:: About this task ::
Extract each line holding the word "content" from the entries.

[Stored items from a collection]

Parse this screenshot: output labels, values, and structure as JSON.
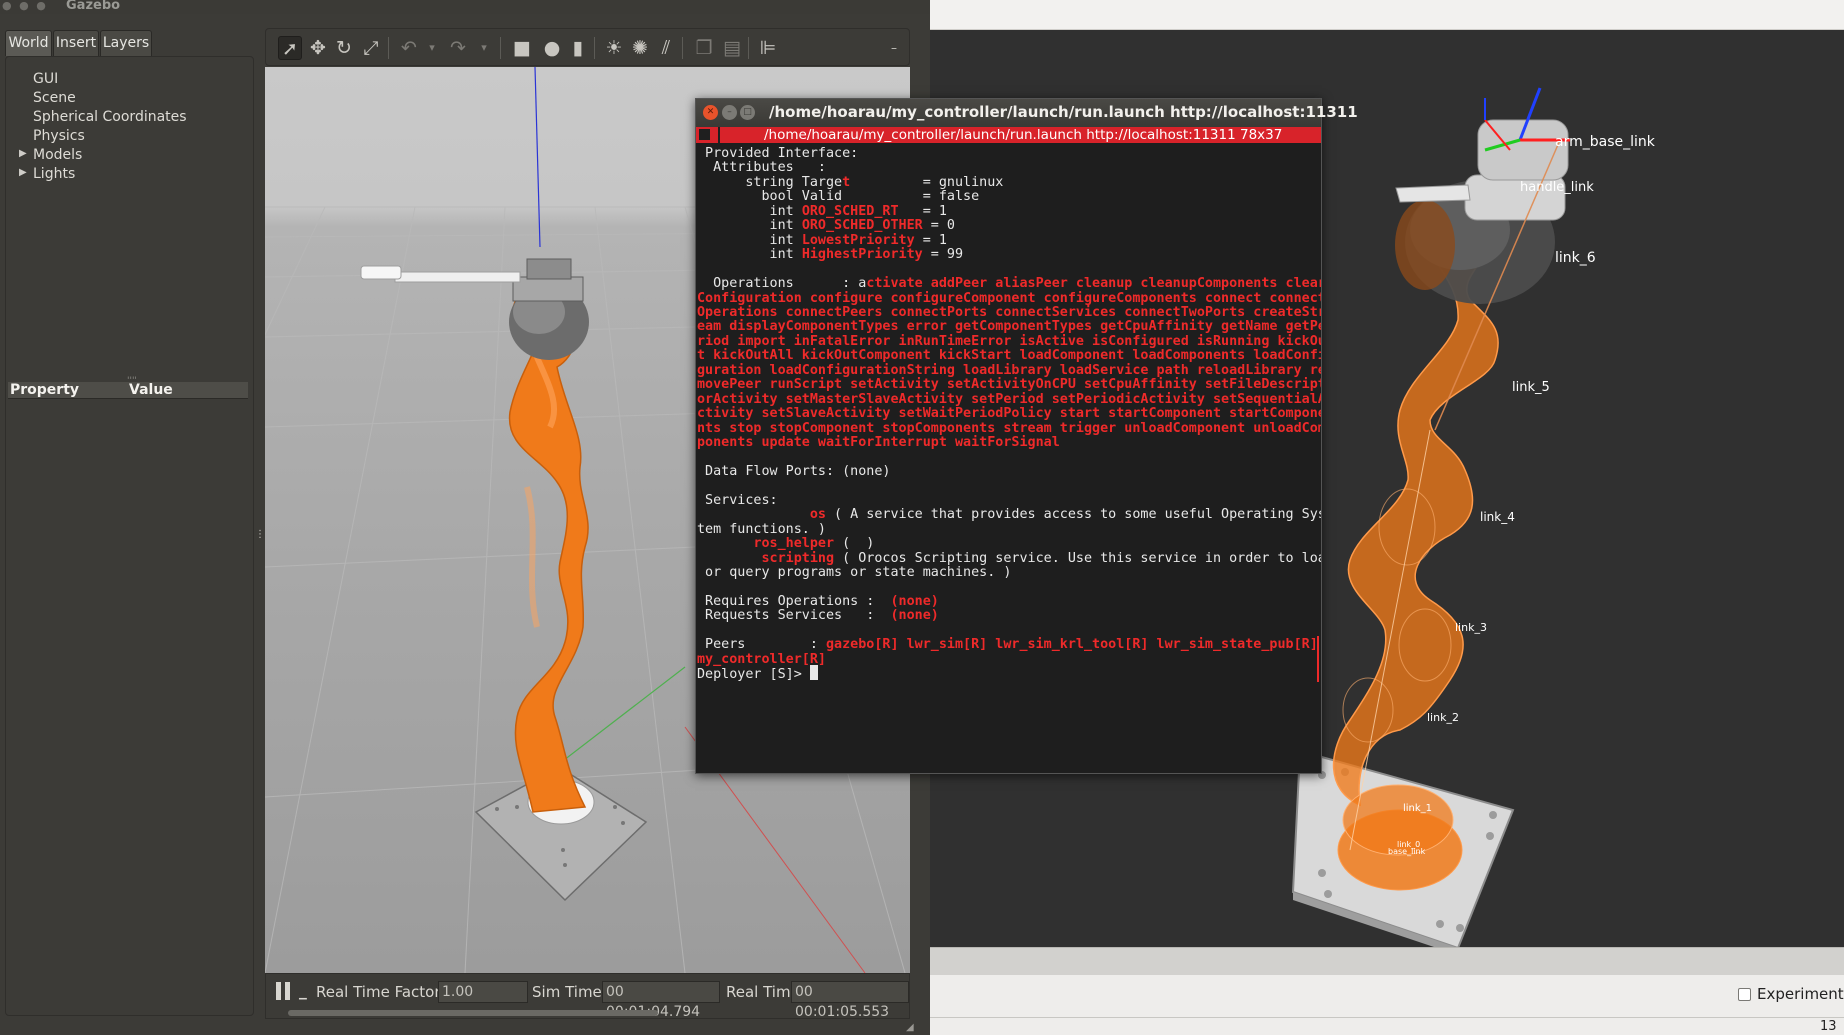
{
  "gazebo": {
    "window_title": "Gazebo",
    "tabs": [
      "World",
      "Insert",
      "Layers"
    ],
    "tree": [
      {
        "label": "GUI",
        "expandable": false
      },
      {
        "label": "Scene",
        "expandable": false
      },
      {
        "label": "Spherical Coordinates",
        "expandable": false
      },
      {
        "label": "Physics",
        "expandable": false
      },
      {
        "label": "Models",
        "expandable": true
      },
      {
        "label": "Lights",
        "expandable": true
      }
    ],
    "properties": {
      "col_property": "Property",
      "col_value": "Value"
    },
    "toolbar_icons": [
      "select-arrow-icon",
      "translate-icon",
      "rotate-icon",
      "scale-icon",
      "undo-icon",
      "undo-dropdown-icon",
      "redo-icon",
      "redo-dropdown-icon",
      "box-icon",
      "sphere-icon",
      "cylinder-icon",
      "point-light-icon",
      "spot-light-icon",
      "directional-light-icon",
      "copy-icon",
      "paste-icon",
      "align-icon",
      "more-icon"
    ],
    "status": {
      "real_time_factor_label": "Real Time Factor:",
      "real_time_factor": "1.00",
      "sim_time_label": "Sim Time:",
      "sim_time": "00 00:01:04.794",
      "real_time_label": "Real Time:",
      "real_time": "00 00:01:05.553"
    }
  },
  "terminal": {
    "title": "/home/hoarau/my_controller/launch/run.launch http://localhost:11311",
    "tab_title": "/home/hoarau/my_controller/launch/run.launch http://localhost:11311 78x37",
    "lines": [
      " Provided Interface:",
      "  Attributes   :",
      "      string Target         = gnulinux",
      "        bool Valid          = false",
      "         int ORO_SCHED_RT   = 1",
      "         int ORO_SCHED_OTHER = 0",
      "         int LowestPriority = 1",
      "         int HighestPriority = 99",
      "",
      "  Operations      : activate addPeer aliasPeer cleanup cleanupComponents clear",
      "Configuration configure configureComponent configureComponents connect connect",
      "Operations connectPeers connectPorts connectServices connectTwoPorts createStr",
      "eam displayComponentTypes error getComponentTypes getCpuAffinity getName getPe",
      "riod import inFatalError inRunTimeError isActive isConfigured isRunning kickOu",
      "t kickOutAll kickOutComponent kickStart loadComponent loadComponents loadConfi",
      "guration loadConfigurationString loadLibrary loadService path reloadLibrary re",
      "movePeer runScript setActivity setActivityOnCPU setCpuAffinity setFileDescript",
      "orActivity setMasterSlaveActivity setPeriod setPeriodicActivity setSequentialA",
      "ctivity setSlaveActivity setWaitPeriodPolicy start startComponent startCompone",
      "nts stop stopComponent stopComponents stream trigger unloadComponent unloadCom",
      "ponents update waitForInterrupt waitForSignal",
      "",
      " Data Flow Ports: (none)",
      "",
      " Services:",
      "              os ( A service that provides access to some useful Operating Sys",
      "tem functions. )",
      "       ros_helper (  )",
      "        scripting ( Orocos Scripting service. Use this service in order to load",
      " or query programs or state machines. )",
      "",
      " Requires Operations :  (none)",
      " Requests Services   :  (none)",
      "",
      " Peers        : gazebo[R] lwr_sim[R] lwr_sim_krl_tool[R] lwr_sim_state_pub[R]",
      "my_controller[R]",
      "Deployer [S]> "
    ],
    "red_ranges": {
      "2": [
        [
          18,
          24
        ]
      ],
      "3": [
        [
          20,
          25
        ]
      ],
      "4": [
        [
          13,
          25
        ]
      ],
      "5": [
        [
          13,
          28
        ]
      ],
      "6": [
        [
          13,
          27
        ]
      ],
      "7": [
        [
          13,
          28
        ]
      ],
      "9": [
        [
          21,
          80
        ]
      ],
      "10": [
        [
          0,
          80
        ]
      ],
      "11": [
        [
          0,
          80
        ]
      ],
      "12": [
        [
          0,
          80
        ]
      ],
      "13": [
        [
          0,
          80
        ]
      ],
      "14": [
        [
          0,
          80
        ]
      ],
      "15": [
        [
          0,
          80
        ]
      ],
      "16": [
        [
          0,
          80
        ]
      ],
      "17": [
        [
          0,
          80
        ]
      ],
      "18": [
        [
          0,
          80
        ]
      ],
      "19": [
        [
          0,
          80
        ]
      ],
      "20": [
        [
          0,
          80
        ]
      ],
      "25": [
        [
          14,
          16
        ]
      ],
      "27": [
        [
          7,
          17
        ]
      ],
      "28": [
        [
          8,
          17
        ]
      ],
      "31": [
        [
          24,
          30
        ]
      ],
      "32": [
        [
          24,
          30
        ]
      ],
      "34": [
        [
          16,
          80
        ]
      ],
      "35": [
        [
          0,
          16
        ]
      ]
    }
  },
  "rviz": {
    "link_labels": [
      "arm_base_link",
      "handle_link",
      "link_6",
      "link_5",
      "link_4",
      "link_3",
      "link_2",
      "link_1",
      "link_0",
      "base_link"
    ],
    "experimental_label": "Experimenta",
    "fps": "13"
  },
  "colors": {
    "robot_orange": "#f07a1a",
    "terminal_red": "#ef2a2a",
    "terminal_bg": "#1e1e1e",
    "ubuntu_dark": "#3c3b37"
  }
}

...

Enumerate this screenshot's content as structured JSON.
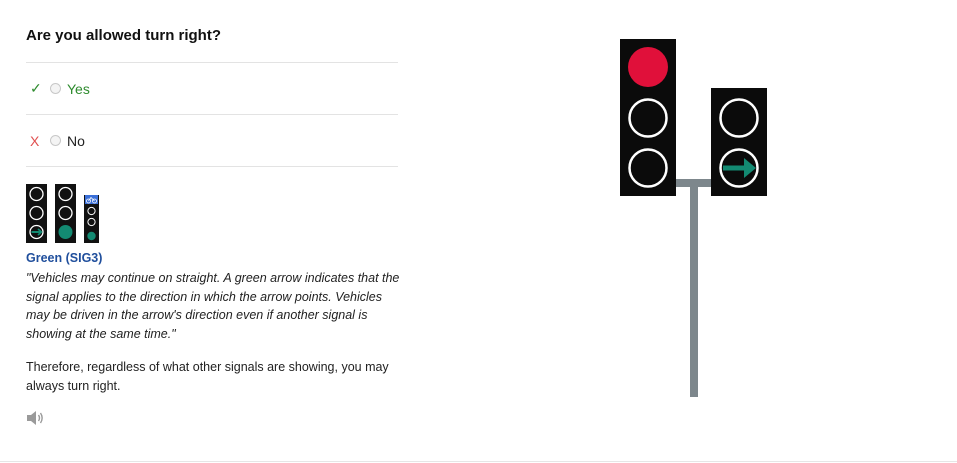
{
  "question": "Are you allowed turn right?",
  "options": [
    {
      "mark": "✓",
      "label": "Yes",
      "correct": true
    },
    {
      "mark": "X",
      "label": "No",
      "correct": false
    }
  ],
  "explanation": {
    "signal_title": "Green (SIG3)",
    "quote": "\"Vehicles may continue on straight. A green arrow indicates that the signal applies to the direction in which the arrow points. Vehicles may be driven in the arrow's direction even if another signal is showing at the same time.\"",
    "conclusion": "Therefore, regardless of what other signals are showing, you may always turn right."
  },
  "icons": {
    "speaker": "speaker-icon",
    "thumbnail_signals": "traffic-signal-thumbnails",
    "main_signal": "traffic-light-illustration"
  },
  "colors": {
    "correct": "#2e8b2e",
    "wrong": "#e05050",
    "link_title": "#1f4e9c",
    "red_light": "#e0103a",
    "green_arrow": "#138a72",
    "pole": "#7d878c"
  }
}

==

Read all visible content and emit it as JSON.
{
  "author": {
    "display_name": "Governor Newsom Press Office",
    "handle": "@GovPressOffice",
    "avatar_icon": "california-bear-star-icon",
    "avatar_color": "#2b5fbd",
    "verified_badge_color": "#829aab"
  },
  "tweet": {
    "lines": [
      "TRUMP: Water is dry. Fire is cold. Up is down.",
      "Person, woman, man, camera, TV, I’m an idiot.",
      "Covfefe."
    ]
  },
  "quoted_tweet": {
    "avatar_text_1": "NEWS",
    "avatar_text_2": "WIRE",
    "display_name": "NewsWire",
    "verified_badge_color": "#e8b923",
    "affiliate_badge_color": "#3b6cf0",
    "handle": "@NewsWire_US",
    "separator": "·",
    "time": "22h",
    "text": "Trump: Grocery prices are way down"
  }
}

:: Exercise response ::
Enumerate this screenshot's content as structured JSON.
Read all visible content and emit it as JSON.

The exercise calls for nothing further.